__REQUIRED WORK__
Find every line in the records that holds the string "JSON". Copy each one.

__GIVEN DATA__

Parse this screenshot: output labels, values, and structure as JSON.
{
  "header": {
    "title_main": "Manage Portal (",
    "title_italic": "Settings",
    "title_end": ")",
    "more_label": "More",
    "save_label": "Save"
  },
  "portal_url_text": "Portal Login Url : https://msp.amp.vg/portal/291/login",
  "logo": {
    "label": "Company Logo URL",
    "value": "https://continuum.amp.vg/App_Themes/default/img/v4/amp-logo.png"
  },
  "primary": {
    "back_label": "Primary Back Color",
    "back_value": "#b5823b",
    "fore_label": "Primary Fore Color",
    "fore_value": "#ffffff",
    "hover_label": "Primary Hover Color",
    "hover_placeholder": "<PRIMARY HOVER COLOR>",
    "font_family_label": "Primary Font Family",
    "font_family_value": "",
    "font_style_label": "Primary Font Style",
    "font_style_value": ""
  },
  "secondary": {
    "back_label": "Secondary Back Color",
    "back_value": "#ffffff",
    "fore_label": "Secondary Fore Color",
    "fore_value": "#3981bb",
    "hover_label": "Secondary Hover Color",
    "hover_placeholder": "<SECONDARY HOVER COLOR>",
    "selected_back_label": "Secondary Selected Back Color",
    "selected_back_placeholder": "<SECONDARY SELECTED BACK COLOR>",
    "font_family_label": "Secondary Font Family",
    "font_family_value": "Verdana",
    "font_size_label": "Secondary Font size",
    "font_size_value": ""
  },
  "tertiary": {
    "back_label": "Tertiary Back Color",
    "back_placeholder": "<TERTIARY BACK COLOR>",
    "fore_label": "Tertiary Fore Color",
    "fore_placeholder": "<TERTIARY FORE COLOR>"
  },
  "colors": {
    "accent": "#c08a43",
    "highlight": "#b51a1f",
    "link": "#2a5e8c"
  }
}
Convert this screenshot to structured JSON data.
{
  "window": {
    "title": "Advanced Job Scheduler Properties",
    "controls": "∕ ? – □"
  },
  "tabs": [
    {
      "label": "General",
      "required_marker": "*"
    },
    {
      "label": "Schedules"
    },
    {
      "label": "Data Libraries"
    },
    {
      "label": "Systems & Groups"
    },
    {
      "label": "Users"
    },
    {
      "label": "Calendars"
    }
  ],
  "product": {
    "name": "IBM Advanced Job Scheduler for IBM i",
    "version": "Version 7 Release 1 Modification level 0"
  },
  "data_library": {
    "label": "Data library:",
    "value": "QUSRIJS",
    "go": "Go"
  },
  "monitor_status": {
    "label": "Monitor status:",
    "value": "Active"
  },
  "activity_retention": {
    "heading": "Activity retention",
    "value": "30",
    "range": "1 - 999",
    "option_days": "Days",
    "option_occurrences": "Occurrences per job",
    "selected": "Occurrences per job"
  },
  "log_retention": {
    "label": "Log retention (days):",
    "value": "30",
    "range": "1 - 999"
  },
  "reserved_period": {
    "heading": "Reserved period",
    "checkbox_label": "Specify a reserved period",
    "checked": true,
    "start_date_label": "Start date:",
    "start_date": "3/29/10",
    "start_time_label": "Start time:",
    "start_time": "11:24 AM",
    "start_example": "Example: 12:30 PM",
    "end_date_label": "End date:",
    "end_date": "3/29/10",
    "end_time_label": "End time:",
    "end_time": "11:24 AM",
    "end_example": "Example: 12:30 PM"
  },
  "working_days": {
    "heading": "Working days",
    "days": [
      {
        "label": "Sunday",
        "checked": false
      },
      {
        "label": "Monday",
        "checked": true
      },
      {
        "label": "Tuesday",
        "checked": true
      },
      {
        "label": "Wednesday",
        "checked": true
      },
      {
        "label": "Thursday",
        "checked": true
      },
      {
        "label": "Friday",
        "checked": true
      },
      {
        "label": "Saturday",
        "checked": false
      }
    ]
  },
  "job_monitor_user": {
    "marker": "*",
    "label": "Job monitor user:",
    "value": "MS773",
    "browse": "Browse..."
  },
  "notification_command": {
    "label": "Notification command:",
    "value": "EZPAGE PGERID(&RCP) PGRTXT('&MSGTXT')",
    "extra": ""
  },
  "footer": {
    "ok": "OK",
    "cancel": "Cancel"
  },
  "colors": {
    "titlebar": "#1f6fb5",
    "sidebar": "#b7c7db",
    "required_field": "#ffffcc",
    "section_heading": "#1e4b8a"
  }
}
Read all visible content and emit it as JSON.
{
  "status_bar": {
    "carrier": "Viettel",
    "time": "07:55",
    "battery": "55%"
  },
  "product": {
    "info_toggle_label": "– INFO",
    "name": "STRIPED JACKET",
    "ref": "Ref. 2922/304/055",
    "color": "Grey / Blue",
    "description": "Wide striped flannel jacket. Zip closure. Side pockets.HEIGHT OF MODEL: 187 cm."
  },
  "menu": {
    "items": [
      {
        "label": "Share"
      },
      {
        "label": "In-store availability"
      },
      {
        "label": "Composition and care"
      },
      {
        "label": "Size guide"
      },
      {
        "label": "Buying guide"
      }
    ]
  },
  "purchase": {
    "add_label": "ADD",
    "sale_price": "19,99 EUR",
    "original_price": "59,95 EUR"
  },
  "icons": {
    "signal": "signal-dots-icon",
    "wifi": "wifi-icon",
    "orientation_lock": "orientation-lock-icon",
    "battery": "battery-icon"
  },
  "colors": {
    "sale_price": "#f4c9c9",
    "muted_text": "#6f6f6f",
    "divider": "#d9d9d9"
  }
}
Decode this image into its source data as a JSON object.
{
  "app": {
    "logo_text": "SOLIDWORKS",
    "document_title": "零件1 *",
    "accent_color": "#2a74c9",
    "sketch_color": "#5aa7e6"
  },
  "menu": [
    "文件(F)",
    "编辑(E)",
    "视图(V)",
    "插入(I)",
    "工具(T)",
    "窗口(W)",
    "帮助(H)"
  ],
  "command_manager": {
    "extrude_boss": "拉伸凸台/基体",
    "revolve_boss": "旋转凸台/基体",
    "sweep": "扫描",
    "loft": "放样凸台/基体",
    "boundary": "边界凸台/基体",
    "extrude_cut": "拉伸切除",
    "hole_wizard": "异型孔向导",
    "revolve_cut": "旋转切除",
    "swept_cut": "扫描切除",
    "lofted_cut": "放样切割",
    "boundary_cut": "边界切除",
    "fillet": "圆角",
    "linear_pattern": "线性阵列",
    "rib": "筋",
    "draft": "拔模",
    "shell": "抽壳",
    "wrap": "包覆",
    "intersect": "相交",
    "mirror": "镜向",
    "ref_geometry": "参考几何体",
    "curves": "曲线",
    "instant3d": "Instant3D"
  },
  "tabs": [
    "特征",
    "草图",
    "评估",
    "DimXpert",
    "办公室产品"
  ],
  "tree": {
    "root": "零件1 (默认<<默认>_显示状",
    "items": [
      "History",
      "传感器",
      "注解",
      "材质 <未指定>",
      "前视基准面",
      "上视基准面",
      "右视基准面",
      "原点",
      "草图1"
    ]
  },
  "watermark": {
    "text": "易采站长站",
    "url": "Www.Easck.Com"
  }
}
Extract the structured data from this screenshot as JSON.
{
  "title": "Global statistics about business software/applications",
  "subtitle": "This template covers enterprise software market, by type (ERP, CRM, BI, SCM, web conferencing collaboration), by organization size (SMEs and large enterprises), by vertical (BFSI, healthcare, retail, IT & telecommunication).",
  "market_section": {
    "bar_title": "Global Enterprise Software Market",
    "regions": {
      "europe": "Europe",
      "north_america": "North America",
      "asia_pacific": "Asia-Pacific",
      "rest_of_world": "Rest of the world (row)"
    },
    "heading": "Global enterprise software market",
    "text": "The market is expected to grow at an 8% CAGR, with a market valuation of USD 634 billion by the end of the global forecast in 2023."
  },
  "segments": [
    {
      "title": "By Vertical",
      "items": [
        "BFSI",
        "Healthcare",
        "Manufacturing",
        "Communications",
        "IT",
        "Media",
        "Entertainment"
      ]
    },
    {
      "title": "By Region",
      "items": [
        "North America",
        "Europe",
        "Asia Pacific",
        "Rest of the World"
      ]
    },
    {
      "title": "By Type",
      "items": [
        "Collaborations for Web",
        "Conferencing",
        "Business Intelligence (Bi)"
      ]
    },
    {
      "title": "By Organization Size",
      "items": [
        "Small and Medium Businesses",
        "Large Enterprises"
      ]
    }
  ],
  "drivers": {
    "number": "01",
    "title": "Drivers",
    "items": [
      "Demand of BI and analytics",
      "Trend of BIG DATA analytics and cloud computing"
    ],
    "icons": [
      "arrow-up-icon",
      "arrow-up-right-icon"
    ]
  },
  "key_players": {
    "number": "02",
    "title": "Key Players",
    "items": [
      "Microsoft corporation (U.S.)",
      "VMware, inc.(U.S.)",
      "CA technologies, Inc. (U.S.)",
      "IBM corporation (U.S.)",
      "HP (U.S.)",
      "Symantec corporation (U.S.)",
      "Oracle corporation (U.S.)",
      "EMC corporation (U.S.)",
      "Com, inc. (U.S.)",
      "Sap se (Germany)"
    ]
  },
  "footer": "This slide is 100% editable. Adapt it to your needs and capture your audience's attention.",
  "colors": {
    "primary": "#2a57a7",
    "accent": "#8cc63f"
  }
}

__ANSWER BOX__
Parse this screenshot: output labels, values, and structure as JSON.
Convert this screenshot to structured JSON data.
Read all visible content and emit it as JSON.
Decode this image into its source data as a JSON object.
Extract the structured data from this screenshot as JSON.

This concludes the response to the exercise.